Sudzucker faces tough 2006, say analysts
revenue this year despite internal restructuring programmes and
expansion into other food sectors, warn analysts.
Following recent European sugar reforms, the German manufacturers ratings have been downgraded by analyst firm Moodys. The move comes after a four month review to assess the future impact of the tariff changes.
Moody's recognised the manufacturers leading position in the EU sugar market, and pointed to remaining tariff barriers preventing imports from international producers into the bloc, as positive short-term factors.
But the ratings firm expressed concern that the staggered reform will bring difficult times for Sudzucker, even though the company remains optimistic.
"The rating outlook is negative as Moody's points out some potential challenges in Sdzucker improving its operating profit and reaching in the year ending February 2007," Moody's said in a statement.
It cautions that if the manufacturers cash flow drops significantly in the current year, it will be under severe business pressure that will impact its rating even further.
And the analyst warns that disappointing operating performance through price pressures in the EU sugar market must be guarded against at all costs to prevent a downward spiral in revenue.
But Sudzucker has taken steps to strengthen its balance sheet through equity and bond issues in February, which are expected to enhance cash flow for the year-end financial statistics.
Moreover, the company will work to restructure its sugar operations to bring the cost savings needed to enhance operating profit.
Although the trade reforms will be tough on all European sugar processors, the Commission's reduction of the sugar reference price by a total of 36 per cent is less than had been put forward in the initial proposal, though volume restrictions will still apply.
Sudzucker has assumed that the planned price reductions will lead to far-reaching structural changes in the European sugar industry.
Producers in climatically less suitable beet-growing regions of the EU are likely to be worse hit, thus significantly reducing the EU's present production capacity.
But because Sudzucker's factories lie in the most efficient regions with the highest sugar yields in Europe, the firm believes it is in an excellent competitive position to ride out the difficult trading climate.
And it also operates in a number of businesses outside the sugar sector, including functional food, bioethanol, starch, fruit and consumer food.

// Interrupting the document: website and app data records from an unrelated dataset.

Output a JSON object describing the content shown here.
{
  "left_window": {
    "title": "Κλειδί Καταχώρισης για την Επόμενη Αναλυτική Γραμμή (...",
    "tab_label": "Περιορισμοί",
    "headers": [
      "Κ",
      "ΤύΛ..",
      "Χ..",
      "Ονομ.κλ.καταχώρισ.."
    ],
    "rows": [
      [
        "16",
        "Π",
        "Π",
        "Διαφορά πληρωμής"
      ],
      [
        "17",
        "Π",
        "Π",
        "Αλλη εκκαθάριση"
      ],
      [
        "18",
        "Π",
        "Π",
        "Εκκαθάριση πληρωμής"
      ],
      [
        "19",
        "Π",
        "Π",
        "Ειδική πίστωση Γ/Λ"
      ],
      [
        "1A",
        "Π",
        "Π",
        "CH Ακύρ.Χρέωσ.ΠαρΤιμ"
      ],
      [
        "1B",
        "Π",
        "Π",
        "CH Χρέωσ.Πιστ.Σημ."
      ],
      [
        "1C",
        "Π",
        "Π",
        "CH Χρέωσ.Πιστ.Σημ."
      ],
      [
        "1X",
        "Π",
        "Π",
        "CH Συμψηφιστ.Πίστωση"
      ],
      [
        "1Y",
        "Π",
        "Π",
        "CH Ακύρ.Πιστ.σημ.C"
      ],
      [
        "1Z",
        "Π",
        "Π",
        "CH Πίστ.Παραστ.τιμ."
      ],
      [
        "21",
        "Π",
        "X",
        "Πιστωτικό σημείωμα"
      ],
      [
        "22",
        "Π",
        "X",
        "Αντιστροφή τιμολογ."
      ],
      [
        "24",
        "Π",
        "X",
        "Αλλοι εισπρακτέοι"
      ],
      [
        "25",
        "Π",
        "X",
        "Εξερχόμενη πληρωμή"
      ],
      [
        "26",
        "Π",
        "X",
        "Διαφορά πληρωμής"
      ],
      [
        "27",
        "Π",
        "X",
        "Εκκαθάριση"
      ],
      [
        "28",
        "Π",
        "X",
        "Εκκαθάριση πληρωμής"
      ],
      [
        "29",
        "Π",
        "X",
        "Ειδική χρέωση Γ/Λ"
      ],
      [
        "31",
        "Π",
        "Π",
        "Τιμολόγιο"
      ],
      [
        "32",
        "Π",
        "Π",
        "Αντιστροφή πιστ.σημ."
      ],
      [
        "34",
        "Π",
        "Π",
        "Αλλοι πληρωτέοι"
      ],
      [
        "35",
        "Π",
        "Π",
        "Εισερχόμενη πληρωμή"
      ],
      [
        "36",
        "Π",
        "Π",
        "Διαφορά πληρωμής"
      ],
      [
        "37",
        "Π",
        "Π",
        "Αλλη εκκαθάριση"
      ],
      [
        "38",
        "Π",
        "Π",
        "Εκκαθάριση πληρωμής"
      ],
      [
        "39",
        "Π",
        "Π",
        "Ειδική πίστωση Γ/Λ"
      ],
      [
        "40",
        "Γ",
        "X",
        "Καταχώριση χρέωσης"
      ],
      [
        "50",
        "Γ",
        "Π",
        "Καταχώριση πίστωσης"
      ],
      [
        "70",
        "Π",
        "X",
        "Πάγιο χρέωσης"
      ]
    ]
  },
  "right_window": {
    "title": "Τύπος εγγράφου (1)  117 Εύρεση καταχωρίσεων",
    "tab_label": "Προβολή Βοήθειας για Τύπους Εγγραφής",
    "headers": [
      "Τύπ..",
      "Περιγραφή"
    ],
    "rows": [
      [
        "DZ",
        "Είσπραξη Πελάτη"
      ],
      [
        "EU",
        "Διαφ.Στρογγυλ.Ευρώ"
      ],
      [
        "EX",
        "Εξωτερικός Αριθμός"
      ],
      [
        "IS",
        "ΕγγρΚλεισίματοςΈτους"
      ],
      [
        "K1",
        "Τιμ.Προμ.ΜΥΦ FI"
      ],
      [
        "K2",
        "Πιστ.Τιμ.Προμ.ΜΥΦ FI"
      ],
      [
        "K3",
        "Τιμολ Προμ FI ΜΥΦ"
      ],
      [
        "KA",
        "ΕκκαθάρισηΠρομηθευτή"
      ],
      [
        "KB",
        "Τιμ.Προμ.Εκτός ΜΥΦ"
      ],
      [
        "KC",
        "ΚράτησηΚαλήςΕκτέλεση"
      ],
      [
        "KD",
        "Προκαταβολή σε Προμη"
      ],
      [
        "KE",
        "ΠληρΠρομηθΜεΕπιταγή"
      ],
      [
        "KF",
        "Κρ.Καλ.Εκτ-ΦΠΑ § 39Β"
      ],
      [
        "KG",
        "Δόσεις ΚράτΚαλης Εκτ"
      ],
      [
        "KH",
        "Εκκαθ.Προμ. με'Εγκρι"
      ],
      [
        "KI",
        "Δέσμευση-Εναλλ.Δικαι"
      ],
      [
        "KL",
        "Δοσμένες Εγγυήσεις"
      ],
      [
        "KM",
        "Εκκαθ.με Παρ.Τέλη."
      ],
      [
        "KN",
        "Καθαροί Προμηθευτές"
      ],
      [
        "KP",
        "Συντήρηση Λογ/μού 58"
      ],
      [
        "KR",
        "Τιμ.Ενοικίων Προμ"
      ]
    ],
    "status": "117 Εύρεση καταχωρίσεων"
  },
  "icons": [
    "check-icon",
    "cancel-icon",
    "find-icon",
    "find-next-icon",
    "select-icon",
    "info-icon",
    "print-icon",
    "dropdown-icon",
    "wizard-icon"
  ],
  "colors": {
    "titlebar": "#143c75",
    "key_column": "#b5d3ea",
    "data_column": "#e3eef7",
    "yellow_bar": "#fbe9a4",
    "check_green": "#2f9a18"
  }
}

But Moody's acknowledged some problems in these divisions, saying: "[We] believe that the company's presence and expansion in some non-sugar activities that either have shown volatility in the recent past or are in an early phase of development, increase to some extent the business risk."
In the year ended 28 February, Sudzucker reported consolidated revenues of € 4.8bn and operating profit of € 523m.